%%

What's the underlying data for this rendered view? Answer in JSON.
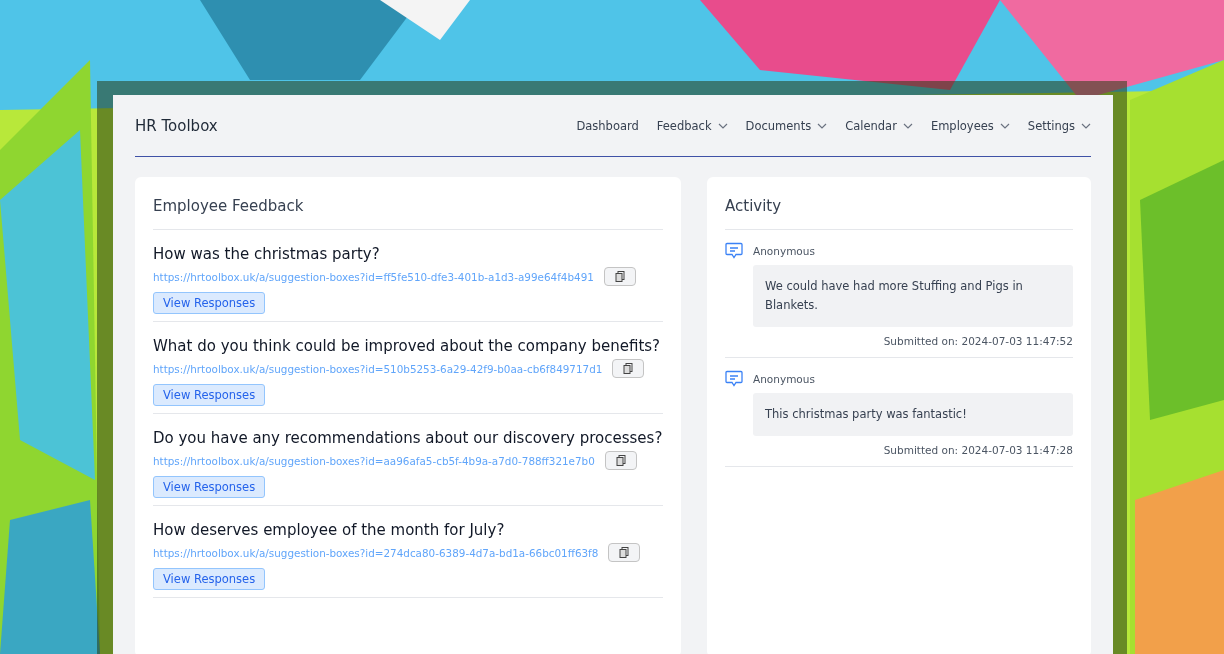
{
  "app": {
    "title": "HR Toolbox"
  },
  "nav": [
    {
      "label": "Dashboard",
      "has_menu": false
    },
    {
      "label": "Feedback",
      "has_menu": true
    },
    {
      "label": "Documents",
      "has_menu": true
    },
    {
      "label": "Calendar",
      "has_menu": true
    },
    {
      "label": "Employees",
      "has_menu": true
    },
    {
      "label": "Settings",
      "has_menu": true
    }
  ],
  "feedback": {
    "title": "Employee Feedback",
    "boxes": [
      {
        "question": "How was the christmas party?",
        "url": "https://hrtoolbox.uk/a/suggestion-boxes?id=ff5fe510-dfe3-401b-a1d3-a99e64f4b491",
        "button_label": "View Responses"
      },
      {
        "question": "What do you think could be improved about the company benefits?",
        "url": "https://hrtoolbox.uk/a/suggestion-boxes?id=510b5253-6a29-42f9-b0aa-cb6f849717d1",
        "button_label": "View Responses"
      },
      {
        "question": "Do you have any recommendations about our discovery processes?",
        "url": "https://hrtoolbox.uk/a/suggestion-boxes?id=aa96afa5-cb5f-4b9a-a7d0-788ff321e7b0",
        "button_label": "View Responses"
      },
      {
        "question": "How deserves employee of the month for July?",
        "url": "https://hrtoolbox.uk/a/suggestion-boxes?id=274dca80-6389-4d7a-bd1a-66bc01ff63f8",
        "button_label": "View Responses"
      }
    ]
  },
  "activity": {
    "title": "Activity",
    "items": [
      {
        "author": "Anonymous",
        "message": "We could have had more Stuffing and Pigs in Blankets.",
        "submitted": "Submitted on: 2024-07-03 11:47:52"
      },
      {
        "author": "Anonymous",
        "message": "This christmas party was fantastic!",
        "submitted": "Submitted on: 2024-07-03 11:47:28"
      }
    ]
  }
}
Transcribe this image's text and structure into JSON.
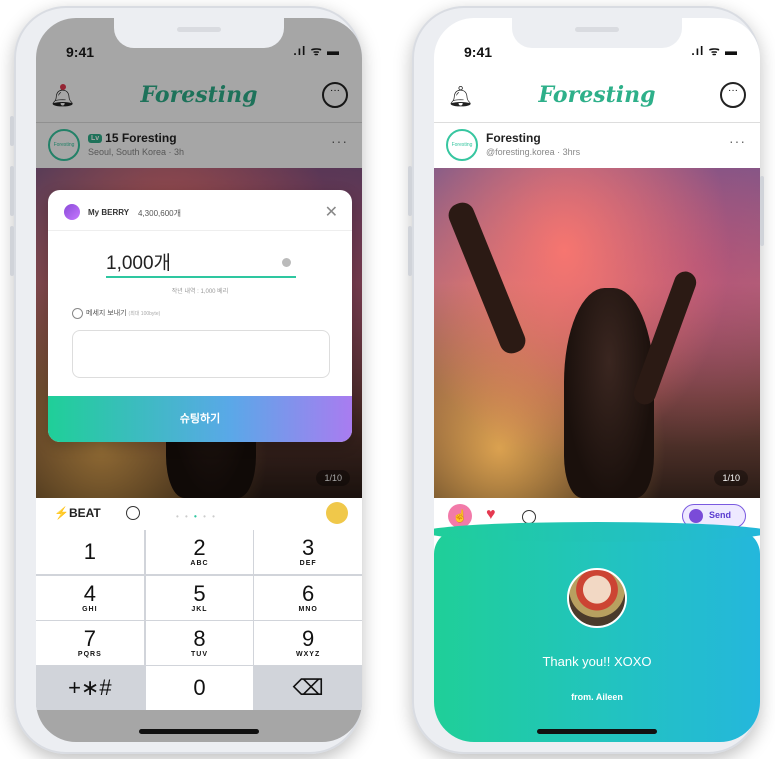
{
  "left": {
    "status": {
      "time": "9:41"
    },
    "brand": "Foresting",
    "post": {
      "level": "Lv",
      "name": "15 Foresting",
      "sub": "Seoul, South Korea · 3h"
    },
    "counter": "1/10",
    "modal": {
      "berry_label": "My BERRY",
      "berry_count": "4,300,600개",
      "amount": "1,000개",
      "hint": "작년 내역 : 1,000 베리",
      "message_label": "메세지 보내기",
      "message_sub": "(최대 100byte)",
      "submit": "슈팅하기"
    },
    "actionbar": {
      "beat": "BEAT"
    },
    "keypad": [
      {
        "num": "1",
        "letters": ""
      },
      {
        "num": "2",
        "letters": "ABC"
      },
      {
        "num": "3",
        "letters": "DEF"
      },
      {
        "num": "4",
        "letters": "GHI"
      },
      {
        "num": "5",
        "letters": "JKL"
      },
      {
        "num": "6",
        "letters": "MNO"
      },
      {
        "num": "7",
        "letters": "PQRS"
      },
      {
        "num": "8",
        "letters": "TUV"
      },
      {
        "num": "9",
        "letters": "WXYZ"
      },
      {
        "num": "+∗#",
        "letters": ""
      },
      {
        "num": "0",
        "letters": ""
      },
      {
        "num": "⌫",
        "letters": ""
      }
    ]
  },
  "right": {
    "status": {
      "time": "9:41"
    },
    "brand": "Foresting",
    "post": {
      "name": "Foresting",
      "sub": "@foresting.korea · 3hrs"
    },
    "counter": "1/10",
    "send_label": "Send",
    "thanks": {
      "message": "Thank you!! XOXO",
      "from": "from. Aileen"
    }
  },
  "colors": {
    "brand": "#2eb08a",
    "accent": "#1fcf98",
    "berry": "#8a4bd8",
    "heart": "#e53950"
  }
}
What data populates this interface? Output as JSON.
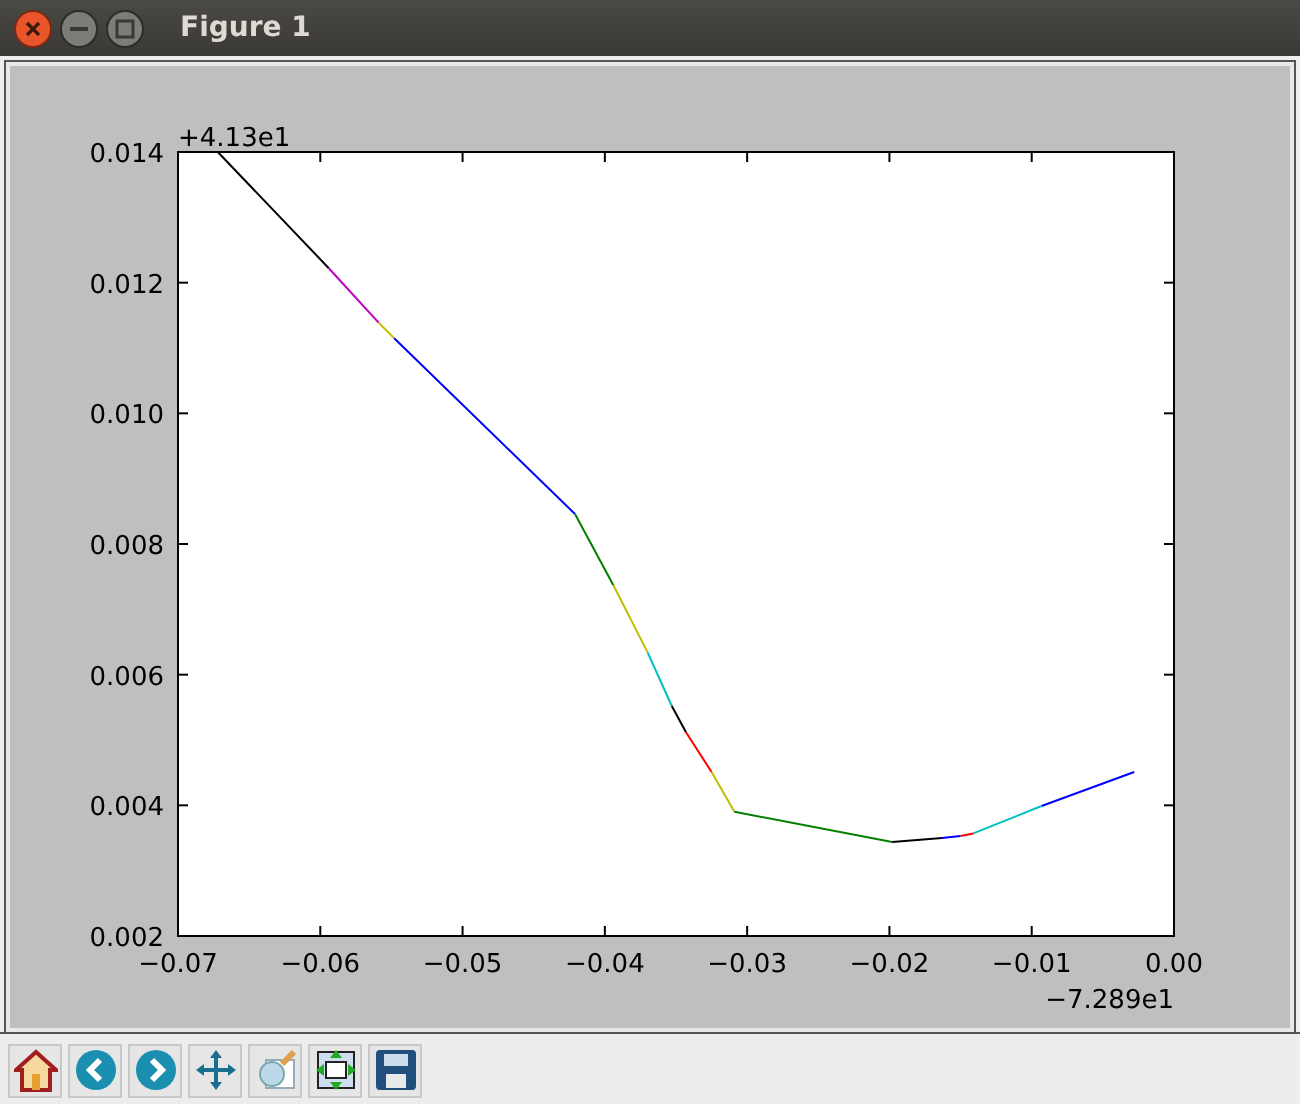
{
  "window": {
    "title": "Figure 1"
  },
  "figure": {
    "chart_data": {
      "type": "line",
      "xlim": [
        -0.07,
        0.0
      ],
      "ylim": [
        0.002,
        0.014
      ],
      "xticks": [
        {
          "value": -0.07,
          "label": "−0.07"
        },
        {
          "value": -0.06,
          "label": "−0.06"
        },
        {
          "value": -0.05,
          "label": "−0.05"
        },
        {
          "value": -0.04,
          "label": "−0.04"
        },
        {
          "value": -0.03,
          "label": "−0.03"
        },
        {
          "value": -0.02,
          "label": "−0.02"
        },
        {
          "value": -0.01,
          "label": "−0.01"
        },
        {
          "value": 0.0,
          "label": "0.00"
        }
      ],
      "yticks": [
        {
          "value": 0.002,
          "label": "0.002"
        },
        {
          "value": 0.004,
          "label": "0.004"
        },
        {
          "value": 0.006,
          "label": "0.006"
        },
        {
          "value": 0.008,
          "label": "0.008"
        },
        {
          "value": 0.01,
          "label": "0.010"
        },
        {
          "value": 0.012,
          "label": "0.012"
        },
        {
          "value": 0.014,
          "label": "0.014"
        }
      ],
      "annotations": [
        "−7.289e1",
        "+4.13e1"
      ],
      "series": [
        {
          "color": "#000000",
          "x": [
            -0.0672,
            -0.0594
          ],
          "values": [
            0.014,
            0.01222
          ]
        },
        {
          "color": "#bf00bf",
          "x": [
            -0.0594,
            -0.0559
          ],
          "values": [
            0.01222,
            0.01139
          ]
        },
        {
          "color": "#bfbf00",
          "x": [
            -0.0559,
            -0.0548
          ],
          "values": [
            0.01139,
            0.01115
          ]
        },
        {
          "color": "#0000ff",
          "x": [
            -0.0548,
            -0.0421
          ],
          "values": [
            0.01115,
            0.00846
          ]
        },
        {
          "color": "#008000",
          "x": [
            -0.0421,
            -0.0394
          ],
          "values": [
            0.00846,
            0.00737
          ]
        },
        {
          "color": "#bfbf00",
          "x": [
            -0.0394,
            -0.037
          ],
          "values": [
            0.00737,
            0.00634
          ]
        },
        {
          "color": "#00bfbf",
          "x": [
            -0.037,
            -0.0353
          ],
          "values": [
            0.00634,
            0.00552
          ]
        },
        {
          "color": "#000000",
          "x": [
            -0.0353,
            -0.0343
          ],
          "values": [
            0.00552,
            0.00512
          ]
        },
        {
          "color": "#ff0000",
          "x": [
            -0.0343,
            -0.0325
          ],
          "values": [
            0.00512,
            0.00451
          ]
        },
        {
          "color": "#bfbf00",
          "x": [
            -0.0325,
            -0.0309
          ],
          "values": [
            0.00451,
            0.0039
          ]
        },
        {
          "color": "#008000",
          "x": [
            -0.0309,
            -0.0198
          ],
          "values": [
            0.0039,
            0.00344
          ]
        },
        {
          "color": "#000000",
          "x": [
            -0.0198,
            -0.0163
          ],
          "values": [
            0.00344,
            0.0035
          ]
        },
        {
          "color": "#0000ff",
          "x": [
            -0.0163,
            -0.015
          ],
          "values": [
            0.0035,
            0.00353
          ]
        },
        {
          "color": "#ff0000",
          "x": [
            -0.015,
            -0.0141
          ],
          "values": [
            0.00353,
            0.00357
          ]
        },
        {
          "color": "#00bfbf",
          "x": [
            -0.0141,
            -0.0093
          ],
          "values": [
            0.00357,
            0.00399
          ]
        },
        {
          "color": "#0000ff",
          "x": [
            -0.0093,
            -0.0028
          ],
          "values": [
            0.00399,
            0.00451
          ]
        }
      ]
    }
  }
}
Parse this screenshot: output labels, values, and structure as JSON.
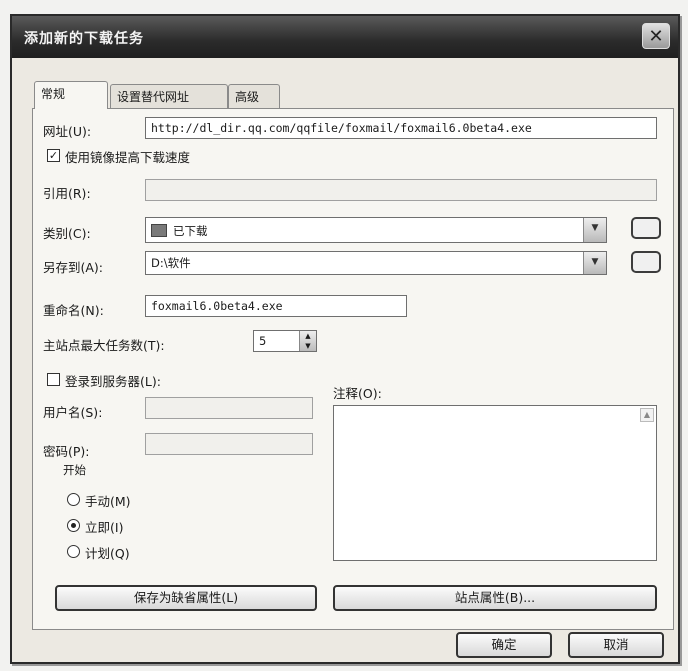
{
  "window": {
    "title": "添加新的下载任务",
    "close_glyph": "✕"
  },
  "tabs": [
    {
      "label": "常规"
    },
    {
      "label": "设置替代网址"
    },
    {
      "label": "高级"
    }
  ],
  "url": {
    "label": "网址(U):",
    "value": "http://dl_dir.qq.com/qqfile/foxmail/foxmail6.0beta4.exe"
  },
  "speedup": {
    "label": "使用镜像提高下载速度",
    "checked": true
  },
  "referrer": {
    "label": "引用(R):",
    "value": ""
  },
  "category": {
    "label": "类别(C):",
    "value": "已下载"
  },
  "save_to": {
    "label": "另存到(A):",
    "value": "D:\\软件"
  },
  "rename": {
    "label": "重命名(N):",
    "value": "foxmail6.0beta4.exe"
  },
  "connections": {
    "label": "主站点最大任务数(T):",
    "value": "5"
  },
  "login": {
    "label": "登录到服务器(L):",
    "checked": false
  },
  "username": {
    "label": "用户名(S):",
    "value": ""
  },
  "password": {
    "label": "密码(P):",
    "value": ""
  },
  "comment": {
    "label": "注释(O):"
  },
  "start": {
    "label": "开始",
    "options": [
      {
        "label": "手动(M)",
        "selected": false
      },
      {
        "label": "立即(I)",
        "selected": true
      },
      {
        "label": "计划(Q)",
        "selected": false
      }
    ]
  },
  "buttons": {
    "save_default": "保存为缺省属性(L)",
    "site_props": "站点属性(B)...",
    "ok": "确定",
    "cancel": "取消"
  }
}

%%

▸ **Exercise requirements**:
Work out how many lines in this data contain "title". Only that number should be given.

▸ **Answer area**:
5